Pictures should be left out while the data beneath this task is written out word for word.

Data under study:
=======

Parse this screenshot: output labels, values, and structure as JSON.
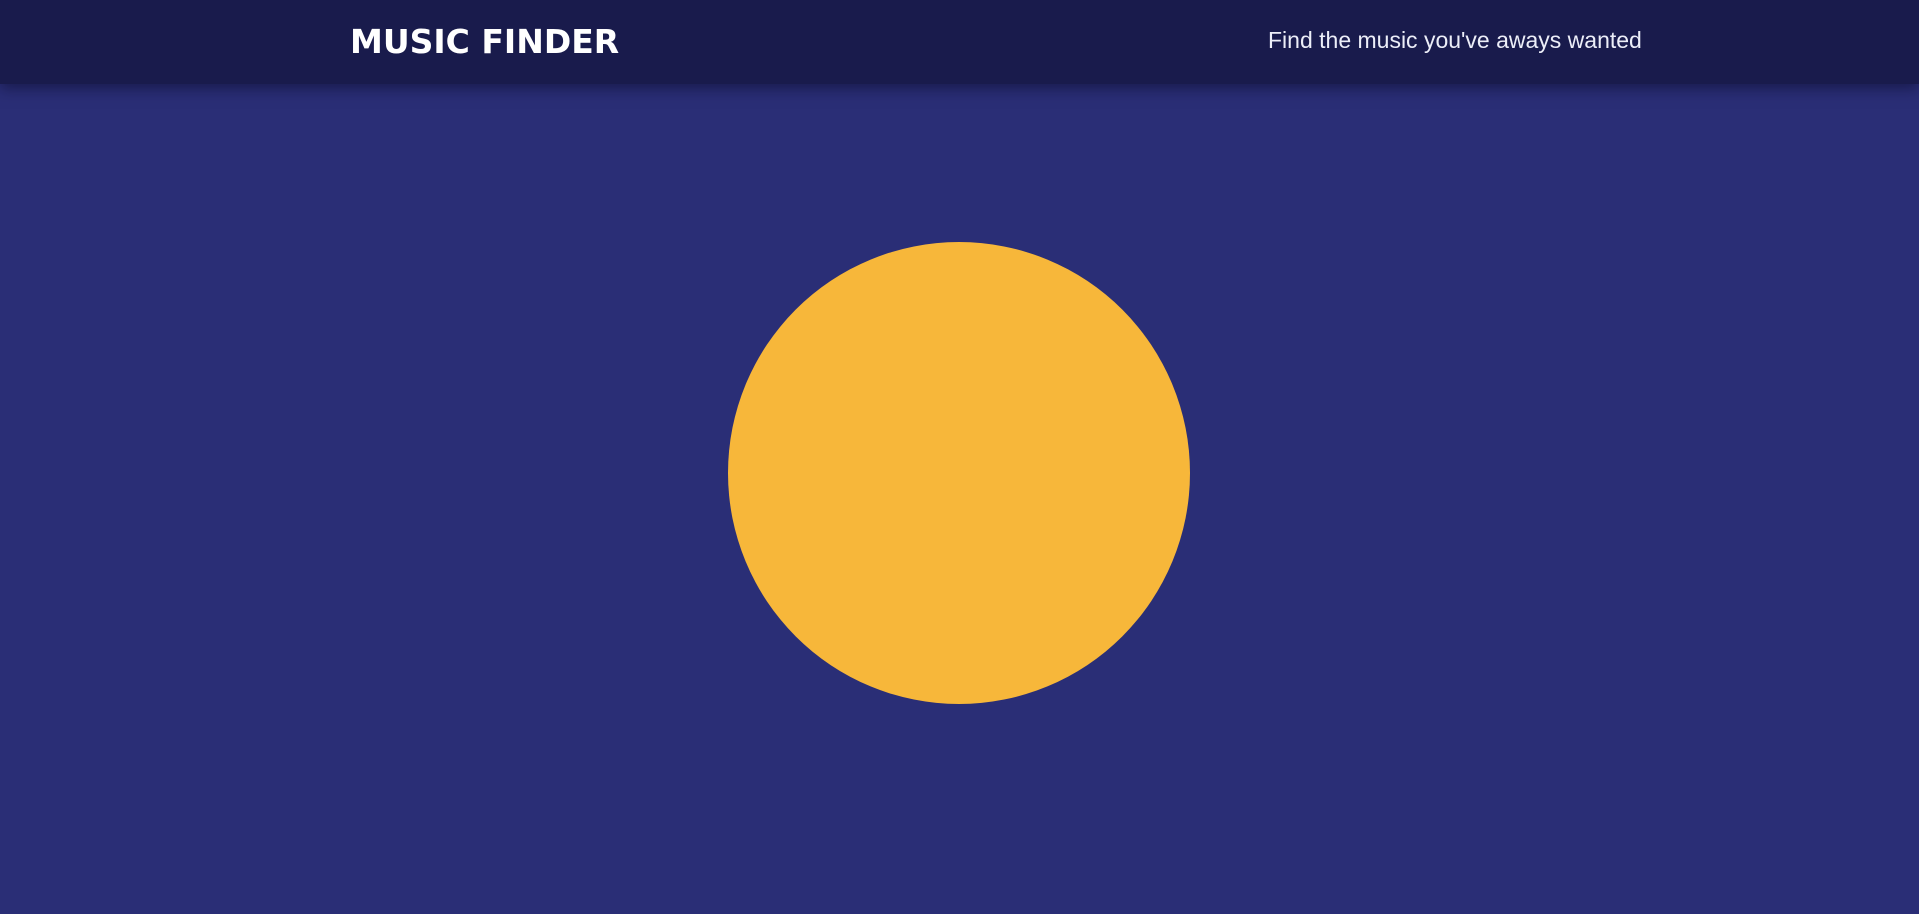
{
  "header": {
    "logo_text": "MUSIC FINDER",
    "tagline": "Find the music you've aways wanted"
  },
  "colors": {
    "header_background": "#191b4c",
    "page_background": "#2a2e76",
    "circle": "#f7b73a",
    "text": "#ffffff"
  }
}
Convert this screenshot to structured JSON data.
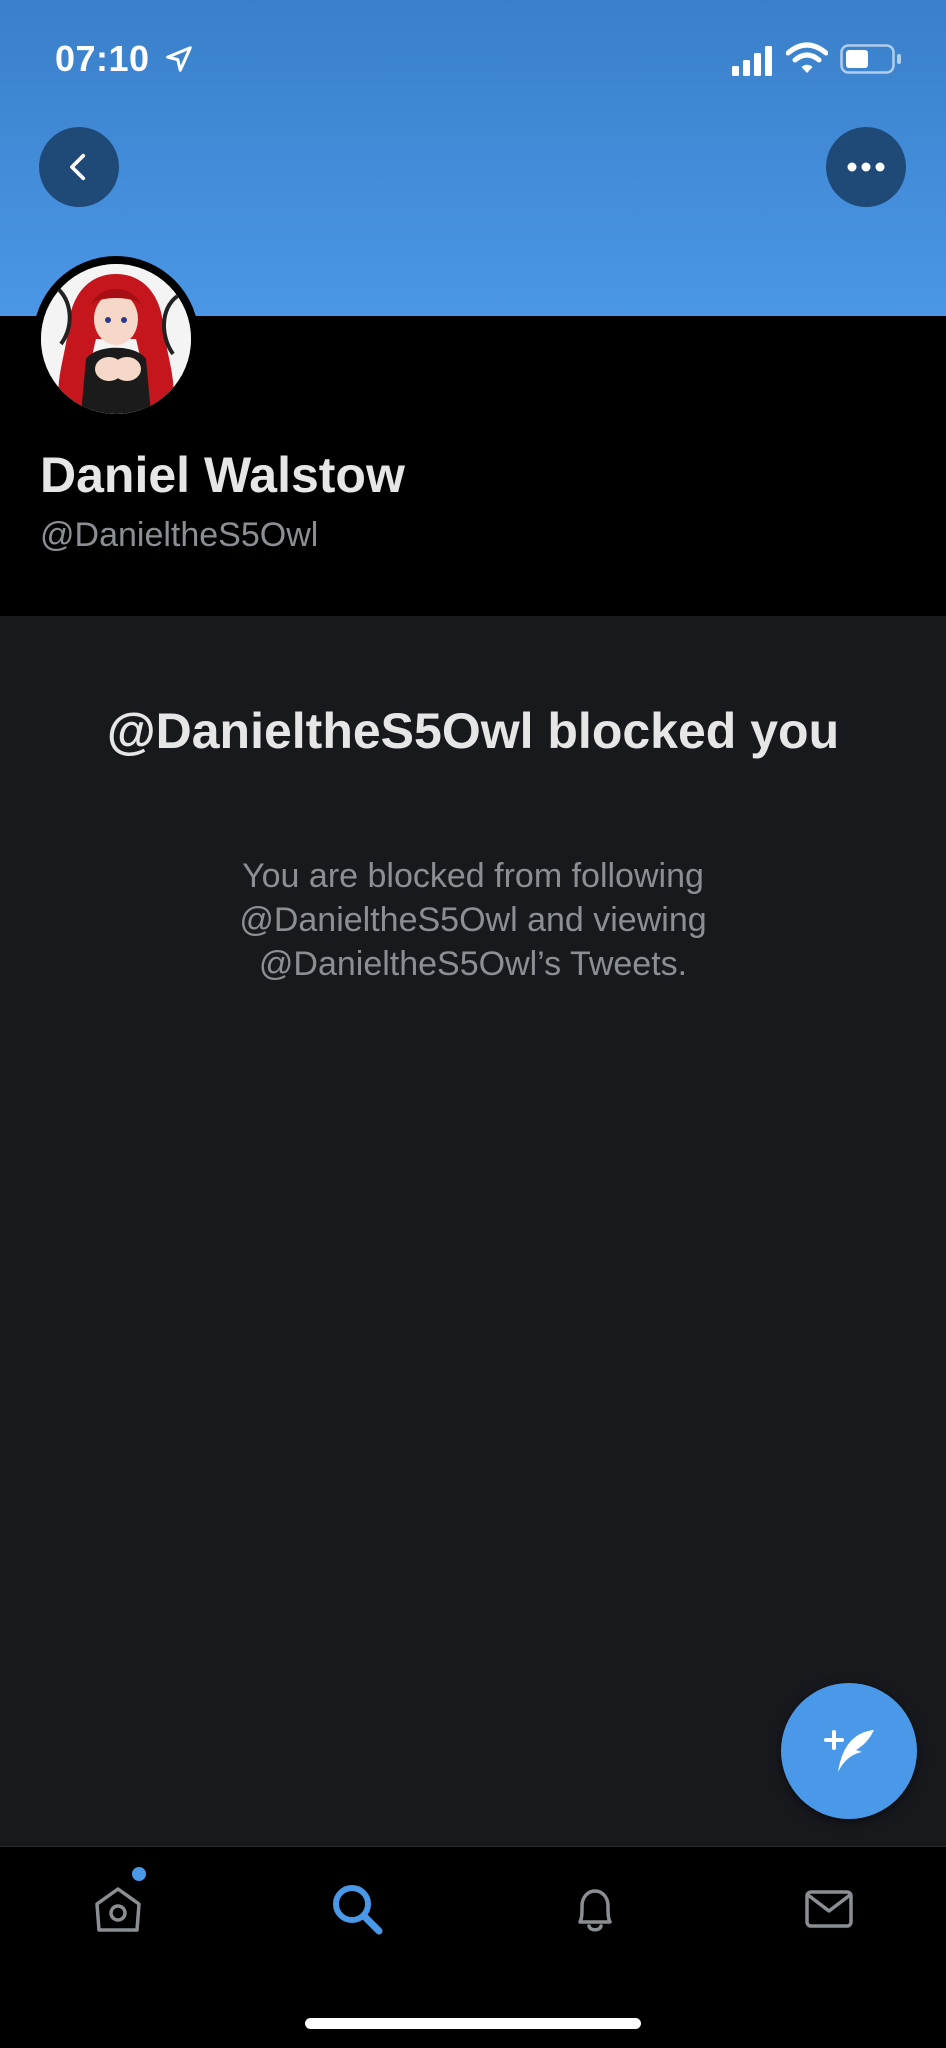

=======

Written response:
Parse this screenshot: output labels, values, and structure as JSON.
{
  "header": {
    "logo_text": "MUSIC FINDER",
    "tagline": "Find the music you've aways wanted"
  },
  "colors": {
    "header_background": "#191b4c",
    "page_background": "#2a2e76",
    "circle": "#f7b73a",
    "text": "#ffffff"
  }
}
Convert this screenshot to structured JSON data.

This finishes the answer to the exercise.